This is not the first time that China has allowed the import of GM soybeans - the first was in 1998. This time, the Ministry of Agriculture has just added three new varieties to the GM soybean import list to ensure a better mix of varieties to reduce risks.

According to official documents, imported GM soybeans in China are mainly used as raw materials to process oil, for example, rather than for direct consumption by humans. But since there is a possibility that unscrupulous traders may use GM soybeans to make bean products, the authorities have to strengthen supervision on imported GM soybeans to eliminate the risk.

The import of large amounts of GM soybeans has enabled China to use its limited arable land to grow other food products in order to ensure food security. In recent years, the news of heavy metal pollution in major rice-producing areas of South China has pushed up the demand for rice from Northeast China, which incidentally used to be the main soybean-producing area. Protecting the safety of domestic rice is part of the government's measures to ensure food security.

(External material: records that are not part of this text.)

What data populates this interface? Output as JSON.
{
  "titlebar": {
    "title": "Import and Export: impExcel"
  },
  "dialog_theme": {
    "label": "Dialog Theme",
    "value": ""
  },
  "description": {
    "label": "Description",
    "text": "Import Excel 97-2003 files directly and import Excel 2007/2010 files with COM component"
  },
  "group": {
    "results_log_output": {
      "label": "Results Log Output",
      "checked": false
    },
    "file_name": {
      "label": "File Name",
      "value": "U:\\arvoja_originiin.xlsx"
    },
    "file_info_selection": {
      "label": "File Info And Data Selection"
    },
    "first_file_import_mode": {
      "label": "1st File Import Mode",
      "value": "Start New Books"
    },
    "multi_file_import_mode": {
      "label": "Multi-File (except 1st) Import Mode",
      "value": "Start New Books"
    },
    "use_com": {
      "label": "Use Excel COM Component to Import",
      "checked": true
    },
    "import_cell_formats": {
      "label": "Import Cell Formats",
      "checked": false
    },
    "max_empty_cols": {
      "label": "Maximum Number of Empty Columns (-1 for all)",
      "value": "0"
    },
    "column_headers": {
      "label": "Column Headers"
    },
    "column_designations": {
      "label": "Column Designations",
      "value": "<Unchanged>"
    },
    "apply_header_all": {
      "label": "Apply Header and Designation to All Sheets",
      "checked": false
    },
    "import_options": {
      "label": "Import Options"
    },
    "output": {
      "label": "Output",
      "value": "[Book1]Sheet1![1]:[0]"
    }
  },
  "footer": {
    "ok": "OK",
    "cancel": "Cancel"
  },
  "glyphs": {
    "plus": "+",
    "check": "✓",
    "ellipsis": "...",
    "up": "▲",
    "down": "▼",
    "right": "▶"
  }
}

Moreover, China is importing GM soybeans, not GM soybean seeds. That means GM soybean crops will not be grown in China, which rules out the possibility of environmental damage.

But given the general global opposition to transgenic food technology on health and environmental grounds, China should adopt a careful approach to commercial production of GM crops. After all, food safety (and security) tops the agenda of a populous country like China.